According to certified personal development coach and therapist Ellen Tang, the answer is absolutely. Having and pursuing inclusive curiosities can have internal benefits rather than ones steeped in optics.
“Things that catch our interests, whether big or small, are all special in that they reveal something about ourselves,” she says. “They help you gain a deeper sense of who you are.” For example, creative activities such as painting or acting can provide ways for us to connect with our intuition, a capability Tang feels is not relied upon nearly enough.
More simply, nurturing these interests can be a source of both respite and pleasure. “Doing something one enjoys can be a good outlet to relieve stress and practice self-care,” says licensed professional counselor Amanda Levison. “It’s okay to learn new things and learn at one’s own pace if doing something just for fun.” (Remember fun?) Ultimately, we don’t have to become professionals in order to feel these advantages.
This is what I wanted to tell my ukulele teacher who not only started me on Billy Joel’s complex “It’s Still Rock and Roll To Me,” but refused to let me move on from it until it was mastered. That style of teaching stunted the fun; it placed fun at the unforeseeable top of a hill that would take me months to climb. Bless the instructor’s intentions to make me a virtuoso, but I wanted joy more immediately. I wanted to play simpler ditties (in genres that I actually loved) for no one but myself. Thankfully, I found Bob Marley’s “Three Little Birds” and other beginner-friendly tunes and tutorials on YouTube. (And I opted not to buy another batch of guided lessons.)
Being competently skilled across a variety of fields makes us adaptable, confident, prime for leadership roles, and unlikely to get bored or stuck in a rut. Levison adds that it makes us well-rounded when conversing or finding common ground with other people. And Tang says that, most importantly, it emboldens our individual essential principles: “The intrinsic values—our emotional, intellectual, and developmental values—of continuously learning and doing a wide range of activities can never be overestimated.”

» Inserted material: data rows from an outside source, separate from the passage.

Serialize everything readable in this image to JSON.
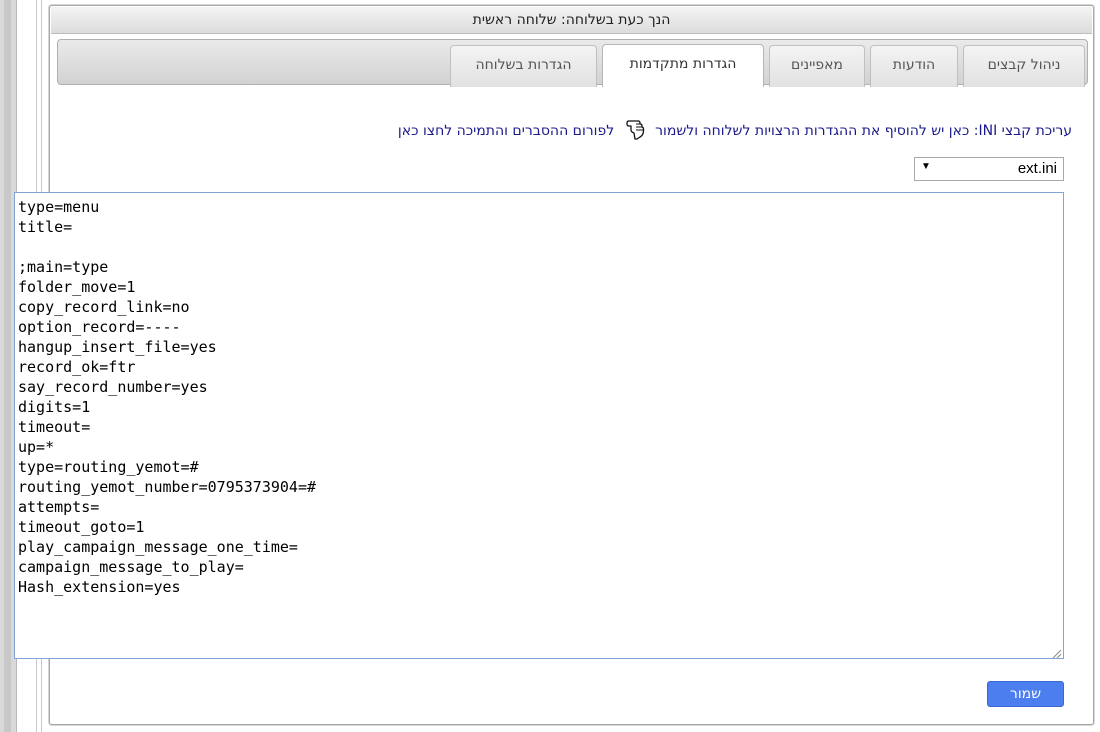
{
  "panel": {
    "header_title": "הנך כעת בשלוחה: שלוחה ראשית"
  },
  "tabs": [
    {
      "label": "ניהול קבצים",
      "active": false
    },
    {
      "label": "הודעות",
      "active": false
    },
    {
      "label": "מאפיינים",
      "active": false
    },
    {
      "label": "הגדרות מתקדמות",
      "active": true
    },
    {
      "label": "הגדרות בשלוחה",
      "active": false
    }
  ],
  "intro": {
    "text": "עריכת קבצי INI: כאן יש להוסיף את ההגדרות הרצויות לשלוחה ולשמור",
    "link_text": "לפורום ההסברים והתמיכה לחצו כאן",
    "icon": "pointing-hand-icon"
  },
  "file_select": {
    "selected": "ext.ini"
  },
  "editor": {
    "content": "type=menu\ntitle=\n\n;main=type\nfolder_move=1\ncopy_record_link=no\noption_record=----\nhangup_insert_file=yes\nrecord_ok=ftr\nsay_record_number=yes\ndigits=1\ntimeout=\nup=*\ntype=routing_yemot=#\nrouting_yemot_number=0795373904=#\nattempts=\ntimeout_goto=1\nplay_campaign_message_one_time=\ncampaign_message_to_play=\nHash_extension=yes"
  },
  "actions": {
    "save_label": "שמור"
  },
  "colors": {
    "link": "#1a1a8c",
    "save_button": "#4d7ef0",
    "editor_border": "#7fa6d6"
  }
}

Still, if we ever do want to commit to a single curiosity but are having trouble deciding which, we’re encouraged to lean into that fun. The literal, unadulterated fun. In Tang’s words: Be child-like. It can take time to identify which interest resonates with us most, so we’re encouraged to eagerly immerse ourselves in whatever catches and holds our attention—until it doesn’t anymore.
“We don’t know how deep our interest is in something unless we have allowed ourselves to enthusiastically pursue it,” says Tang. “So keep having fun wherever your interests lead you until they no longer do. But as long as your interest is still there, keep following it. Don’t ever ignore the urge inside you. Indulge it.”
For me, that internal nudge pushes toward photography. I know this because I’ve bought colorful lens filters for my camera, clamp lights, paper backdrops, several instructional books, and too many SD cards to count. Still, I’m cautious. Part of me doesn’t want to strive for precision out of fear the pursuit will begin to eclipse the enjoyment. Part of me doesn’t want to turn it into work.
As a high schooler, my shrug likely did convey a discomfort with my lack of direction. But now I know that we can nurture our inclinations for no other reason but that they bring us joy. We can carefully protect them from the pressure that comes with awards and accolades.
For us Jacks- and Janes-of-all-trades, these enthusiasms make us inquisitive, joyful, and approachable. The perks, so often, lie outside of perfection.
Danielle Cheesman was born and raised in New Jersey, where she lived until moving to Philadelphia to study journalism at Temple University. She has spent her years writing and developing editorial visions for music, art, and lifestyle brands. Now residing in Los Angeles, you can usually find her taking pictures, making playlists, or cuddling her pup. Say hi on Instagram!